------ RECORDS SHOWN ------
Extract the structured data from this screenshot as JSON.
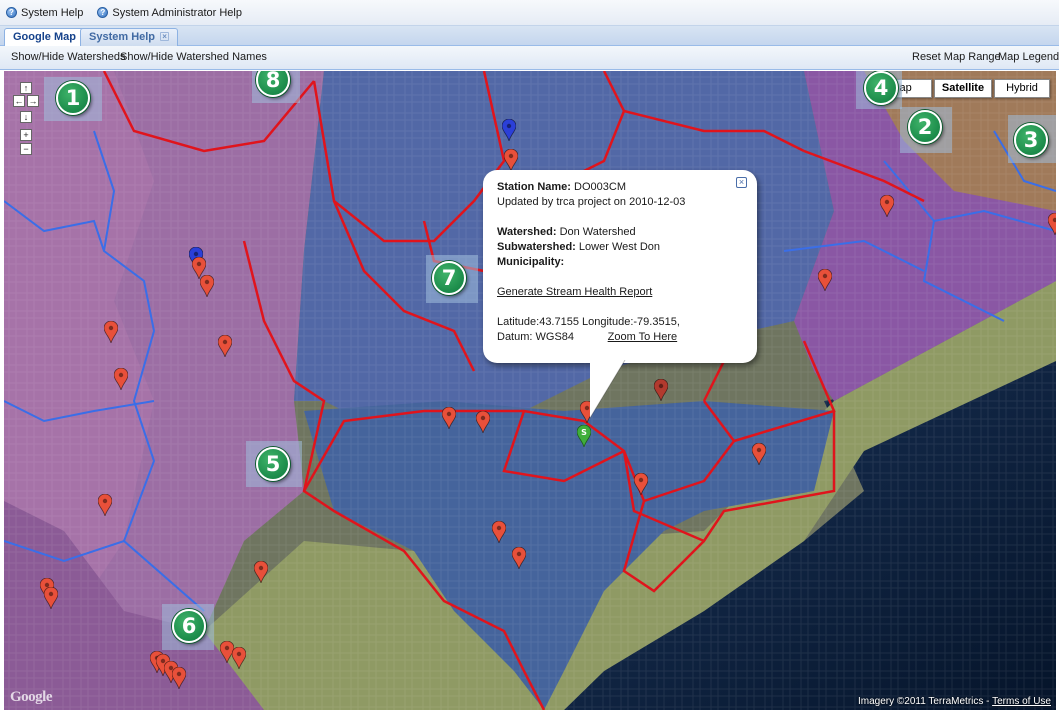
{
  "helpbar": {
    "system_help": "System Help",
    "system_admin_help": "System Administrator Help"
  },
  "tabs": [
    {
      "label": "Google Map",
      "active": true
    },
    {
      "label": "System Help",
      "active": false,
      "closable": true
    }
  ],
  "toolbar": {
    "show_hide_watersheds": "Show/Hide Watersheds",
    "show_hide_names": "Show/Hide Watershed Names",
    "reset_map_range": "Reset Map Range",
    "map_legend": "Map Legend"
  },
  "map_type": {
    "map": "Map",
    "satellite": "Satellite",
    "hybrid": "Hybrid",
    "selected": "Satellite"
  },
  "nav": {
    "up": "↑",
    "left": "←",
    "right": "→",
    "down": "↓",
    "zoom_in": "+",
    "zoom_out": "−"
  },
  "info_window": {
    "station_name_label": "Station Name:",
    "station_name": "DO003CM",
    "updated": "Updated by trca project on 2010-12-03",
    "watershed_label": "Watershed:",
    "watershed": "Don Watershed",
    "subwatershed_label": "Subwatershed:",
    "subwatershed": "Lower West Don",
    "municipality_label": "Municipality:",
    "municipality": "",
    "report_link": "Generate Stream Health Report",
    "lat_lon": "Latitude:43.7155 Longitude:-79.3515,",
    "datum": "Datum: WGS84",
    "zoom_link": "Zoom To Here",
    "close": "×"
  },
  "callouts": [
    "1",
    "2",
    "3",
    "4",
    "5",
    "6",
    "7",
    "8"
  ],
  "selected_marker_letter": "S",
  "footer": {
    "imagery": "Imagery ©2011 TerraMetrics - ",
    "terms": "Terms of Use",
    "logo": "Google"
  },
  "colors": {
    "watershed_border": "#e0141c",
    "subwatershed_border": "#3a6ee8",
    "marker_red": "#e8503a",
    "marker_blue": "#2b3fd8",
    "marker_green": "#3fae3a",
    "callout_green": "#0c7a3c",
    "lake": "#0a1d3a"
  }
}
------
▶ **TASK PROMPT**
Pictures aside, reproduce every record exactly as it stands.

▶ **ANSWER FOR THE TASK**
Extract the structured data from this screenshot as JSON.
{
  "helpbar": {
    "system_help": "System Help",
    "system_admin_help": "System Administrator Help"
  },
  "tabs": [
    {
      "label": "Google Map",
      "active": true
    },
    {
      "label": "System Help",
      "active": false,
      "closable": true
    }
  ],
  "toolbar": {
    "show_hide_watersheds": "Show/Hide Watersheds",
    "show_hide_names": "Show/Hide Watershed Names",
    "reset_map_range": "Reset Map Range",
    "map_legend": "Map Legend"
  },
  "map_type": {
    "map": "Map",
    "satellite": "Satellite",
    "hybrid": "Hybrid",
    "selected": "Satellite"
  },
  "nav": {
    "up": "↑",
    "left": "←",
    "right": "→",
    "down": "↓",
    "zoom_in": "+",
    "zoom_out": "−"
  },
  "info_window": {
    "station_name_label": "Station Name:",
    "station_name": "DO003CM",
    "updated": "Updated by trca project on 2010-12-03",
    "watershed_label": "Watershed:",
    "watershed": "Don Watershed",
    "subwatershed_label": "Subwatershed:",
    "subwatershed": "Lower West Don",
    "municipality_label": "Municipality:",
    "municipality": "",
    "report_link": "Generate Stream Health Report",
    "lat_lon": "Latitude:43.7155 Longitude:-79.3515,",
    "datum": "Datum: WGS84",
    "zoom_link": "Zoom To Here",
    "close": "×"
  },
  "callouts": [
    "1",
    "2",
    "3",
    "4",
    "5",
    "6",
    "7",
    "8"
  ],
  "selected_marker_letter": "S",
  "footer": {
    "imagery": "Imagery ©2011 TerraMetrics - ",
    "terms": "Terms of Use",
    "logo": "Google"
  },
  "colors": {
    "watershed_border": "#e0141c",
    "subwatershed_border": "#3a6ee8",
    "marker_red": "#e8503a",
    "marker_blue": "#2b3fd8",
    "marker_green": "#3fae3a",
    "callout_green": "#0c7a3c",
    "lake": "#0a1d3a"
  }
}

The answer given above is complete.